WORK REQUIRED:
If a line in the entries includes "JSON", show that line.

(Dataset excerpts)

--- START ---

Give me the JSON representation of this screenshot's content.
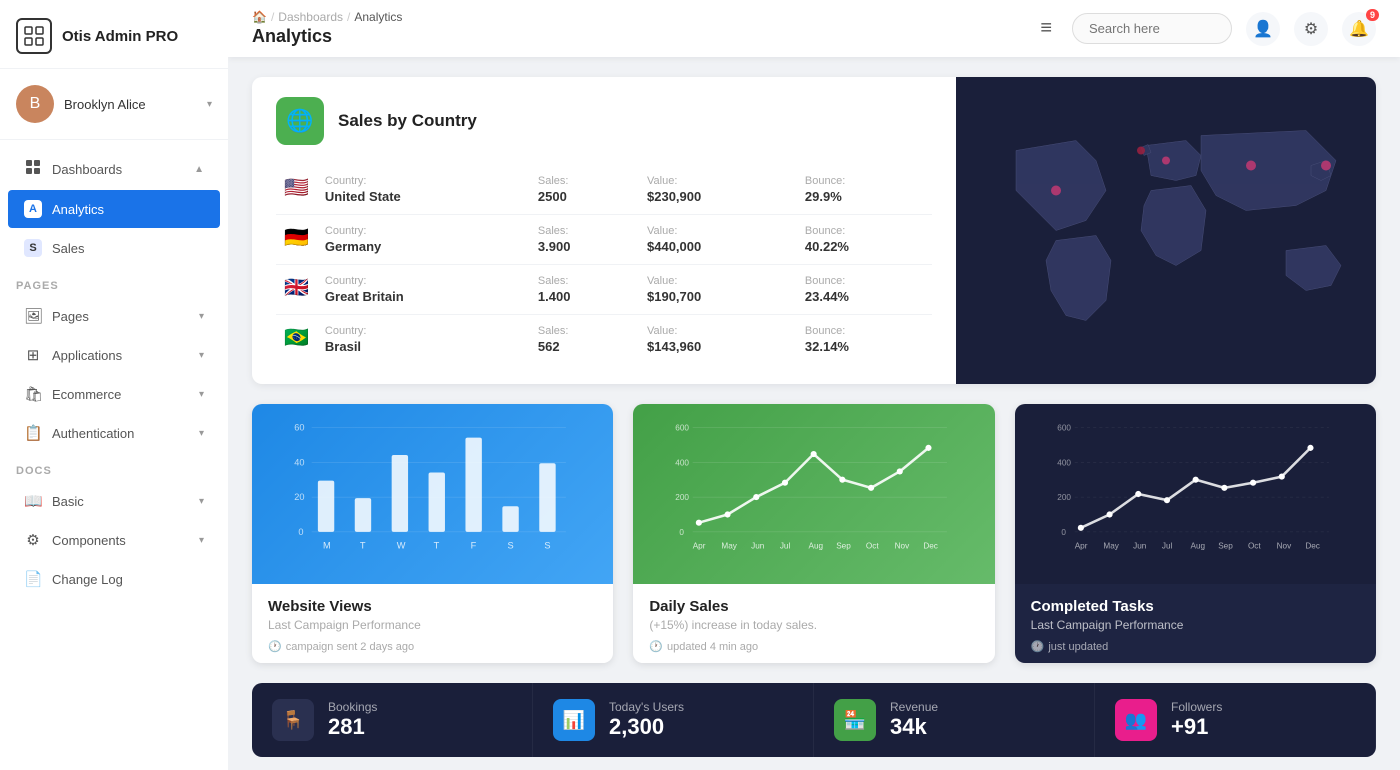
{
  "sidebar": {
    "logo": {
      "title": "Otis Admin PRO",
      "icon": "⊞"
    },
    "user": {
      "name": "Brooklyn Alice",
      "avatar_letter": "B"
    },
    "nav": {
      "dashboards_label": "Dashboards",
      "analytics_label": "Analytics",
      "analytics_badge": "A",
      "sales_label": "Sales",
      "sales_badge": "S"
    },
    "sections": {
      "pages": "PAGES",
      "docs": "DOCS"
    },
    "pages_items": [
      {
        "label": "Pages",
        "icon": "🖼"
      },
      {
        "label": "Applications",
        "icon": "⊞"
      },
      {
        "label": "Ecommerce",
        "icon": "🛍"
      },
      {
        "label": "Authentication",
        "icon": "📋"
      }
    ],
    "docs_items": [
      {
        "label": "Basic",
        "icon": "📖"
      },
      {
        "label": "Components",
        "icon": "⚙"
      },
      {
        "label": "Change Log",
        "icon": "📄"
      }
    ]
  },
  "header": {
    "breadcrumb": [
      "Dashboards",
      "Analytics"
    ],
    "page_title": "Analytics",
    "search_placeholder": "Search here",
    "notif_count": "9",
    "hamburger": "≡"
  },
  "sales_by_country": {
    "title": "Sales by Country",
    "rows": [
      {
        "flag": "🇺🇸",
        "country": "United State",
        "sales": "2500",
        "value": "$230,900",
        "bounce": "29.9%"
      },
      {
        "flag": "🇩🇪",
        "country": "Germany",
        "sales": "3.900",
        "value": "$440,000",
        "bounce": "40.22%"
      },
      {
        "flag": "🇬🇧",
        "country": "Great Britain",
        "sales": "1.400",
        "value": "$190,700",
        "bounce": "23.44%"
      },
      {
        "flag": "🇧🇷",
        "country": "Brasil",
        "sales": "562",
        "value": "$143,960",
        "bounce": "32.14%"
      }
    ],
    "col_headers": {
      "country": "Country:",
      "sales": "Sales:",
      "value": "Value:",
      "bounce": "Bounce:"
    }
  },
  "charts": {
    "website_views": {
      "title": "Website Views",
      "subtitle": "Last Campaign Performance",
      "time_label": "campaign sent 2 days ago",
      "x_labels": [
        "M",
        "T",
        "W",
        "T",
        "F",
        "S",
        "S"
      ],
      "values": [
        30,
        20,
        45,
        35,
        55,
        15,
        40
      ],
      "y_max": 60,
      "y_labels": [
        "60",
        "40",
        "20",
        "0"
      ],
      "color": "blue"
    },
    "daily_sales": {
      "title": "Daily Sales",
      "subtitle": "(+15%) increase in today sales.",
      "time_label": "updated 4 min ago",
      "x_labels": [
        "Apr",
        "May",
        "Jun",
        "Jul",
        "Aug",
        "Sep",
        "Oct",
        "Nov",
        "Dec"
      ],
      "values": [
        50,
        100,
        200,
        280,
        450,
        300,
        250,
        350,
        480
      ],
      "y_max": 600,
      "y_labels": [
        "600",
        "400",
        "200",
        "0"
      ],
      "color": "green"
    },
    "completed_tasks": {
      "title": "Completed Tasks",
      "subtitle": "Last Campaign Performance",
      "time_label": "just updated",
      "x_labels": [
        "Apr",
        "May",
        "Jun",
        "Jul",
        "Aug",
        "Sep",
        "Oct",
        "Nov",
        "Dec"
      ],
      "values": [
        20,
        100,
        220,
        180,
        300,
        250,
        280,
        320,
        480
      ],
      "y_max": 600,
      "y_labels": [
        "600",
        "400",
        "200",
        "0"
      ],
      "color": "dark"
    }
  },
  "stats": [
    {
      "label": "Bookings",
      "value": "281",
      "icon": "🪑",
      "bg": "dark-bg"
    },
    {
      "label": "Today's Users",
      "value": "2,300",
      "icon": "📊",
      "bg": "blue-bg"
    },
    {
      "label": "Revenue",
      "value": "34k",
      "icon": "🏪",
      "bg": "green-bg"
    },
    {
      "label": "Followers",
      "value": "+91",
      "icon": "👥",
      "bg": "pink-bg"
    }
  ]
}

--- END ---
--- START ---

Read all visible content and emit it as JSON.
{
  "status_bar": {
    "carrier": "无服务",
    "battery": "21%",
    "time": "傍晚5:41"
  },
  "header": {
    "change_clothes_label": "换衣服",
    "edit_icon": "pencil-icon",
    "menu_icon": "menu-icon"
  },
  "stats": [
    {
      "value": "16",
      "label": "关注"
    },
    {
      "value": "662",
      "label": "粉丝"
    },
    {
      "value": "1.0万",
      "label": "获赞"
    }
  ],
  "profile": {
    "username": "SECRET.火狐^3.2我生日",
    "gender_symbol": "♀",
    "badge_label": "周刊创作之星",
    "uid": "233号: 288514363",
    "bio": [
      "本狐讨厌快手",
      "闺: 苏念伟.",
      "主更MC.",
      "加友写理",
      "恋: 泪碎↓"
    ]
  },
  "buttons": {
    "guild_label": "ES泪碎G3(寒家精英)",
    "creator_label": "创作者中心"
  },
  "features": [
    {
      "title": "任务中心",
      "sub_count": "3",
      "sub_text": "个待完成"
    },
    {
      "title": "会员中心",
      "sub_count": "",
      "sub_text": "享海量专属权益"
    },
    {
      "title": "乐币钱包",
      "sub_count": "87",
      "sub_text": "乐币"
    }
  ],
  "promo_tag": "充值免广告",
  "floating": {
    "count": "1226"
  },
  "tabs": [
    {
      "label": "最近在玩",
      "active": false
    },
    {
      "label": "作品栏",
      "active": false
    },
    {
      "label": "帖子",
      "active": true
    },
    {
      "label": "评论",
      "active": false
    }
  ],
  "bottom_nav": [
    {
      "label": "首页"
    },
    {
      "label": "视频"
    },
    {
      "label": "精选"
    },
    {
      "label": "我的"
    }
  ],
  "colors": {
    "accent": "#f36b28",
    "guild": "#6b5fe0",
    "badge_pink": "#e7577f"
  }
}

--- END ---

RESULT OF THE TASK:
Give me the JSON representation of this screenshot's content.
Read all visible content and emit it as JSON.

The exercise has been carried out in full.